T HE problem I set out to tackle in this study is bound with what is perhaps the most intriguing paradox of Old English literary history. It is generally accepted that vernacular poetry depended for its preservation on the tolerance of the monastic environment that controlled the mechanisms of recording and transmission of texts. It is true that this monopoly was not absolute. Documents were also produced in centres associated with royal households, but these seem to have specialized in writings of administrative character and purpose: law-codes, charters, wills etc.; and even so, in many instances the task of recording such a text was likewise entrusted to monastic "professionals". Laymen could certainly own texts (as is clear from the anecdote narrated by Asser about young king Alfred and his love of vernacular poetry and the determined effort that had won him the book that belonged to his mother) and we know of rare cases when they composed them (again, we can name Alfred and in a later period, Ealdorman lEthelweard, founder of Cernel monastery and author of a Latin translation of The Anglo-Saxon Chronicle), though our knowledge does not extend to the manner in which these were written down. A document of substantiallength, showing an indisputable degree of craftsmanship in the quality of script, use of...

See also: similar author names
9 FRANKOVÁ, Martina
7 FRANKOVÁ, Monika
1 FRAŇKOVÁ, Magdalena
7 FRAŇKOVÁ, Monika
3 Franková, Markéta
9 Franková, Martina
6 Franková, Michaela
7 Franková, Monika
4 Fraňková, Magda
3 Fraňková, Marcela
9 Fraňková, Martina
6 Fraňková, Michaela
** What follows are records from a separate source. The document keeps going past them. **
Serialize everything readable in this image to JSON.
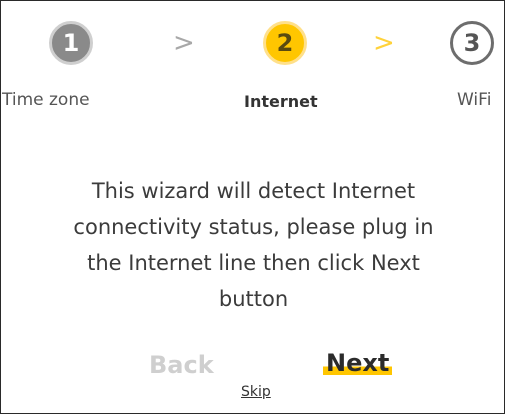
{
  "wizard": {
    "steps": [
      {
        "number": "1",
        "label": "Time zone"
      },
      {
        "number": "2",
        "label": "Internet"
      },
      {
        "number": "3",
        "label": "WiFi"
      }
    ],
    "separator": ">",
    "message": "This wizard will detect Internet connectivity status, please plug in the Internet line then click Next button",
    "back_label": "Back",
    "next_label": "Next",
    "skip_label": "Skip"
  },
  "colors": {
    "active_step": "#ffc600",
    "done_step": "#8a8a8a",
    "disabled_text": "#cfcfcf"
  }
}
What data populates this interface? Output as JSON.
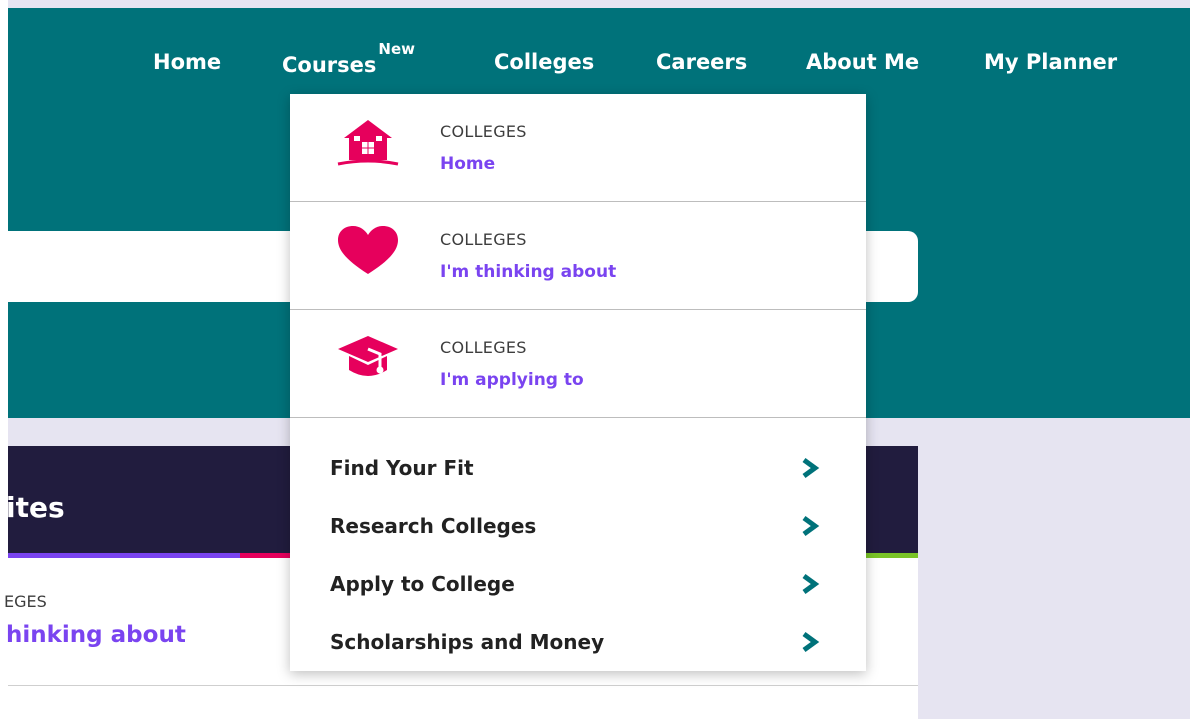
{
  "nav": {
    "items": [
      {
        "label": "Home"
      },
      {
        "label": "Courses",
        "badge": "New"
      },
      {
        "label": "Colleges"
      },
      {
        "label": "Careers"
      },
      {
        "label": "About Me"
      },
      {
        "label": "My Planner"
      }
    ]
  },
  "dropdown": {
    "cards": [
      {
        "category": "COLLEGES",
        "label": "Home",
        "icon": "house-icon"
      },
      {
        "category": "COLLEGES",
        "label": "I'm thinking about",
        "icon": "heart-icon"
      },
      {
        "category": "COLLEGES",
        "label": "I'm applying to",
        "icon": "graduation-cap-icon"
      }
    ],
    "links": [
      {
        "label": "Find Your Fit"
      },
      {
        "label": "Research Colleges"
      },
      {
        "label": "Apply to College"
      },
      {
        "label": "Scholarships and Money"
      }
    ]
  },
  "favorites": {
    "title_fragment": "ites",
    "category_fragment": "EGES",
    "link_fragment": "hinking about"
  },
  "colors": {
    "header_teal": "#00727a",
    "accent_pink": "#e6005c",
    "link_purple": "#7a44f0",
    "chevron_teal": "#00727a",
    "card_header_navy": "#211c3e"
  }
}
7 Fraňková, Monika
2 Fránková, Marie
Interested in being notified about new results for this query?
Subscribe to the RSS feed.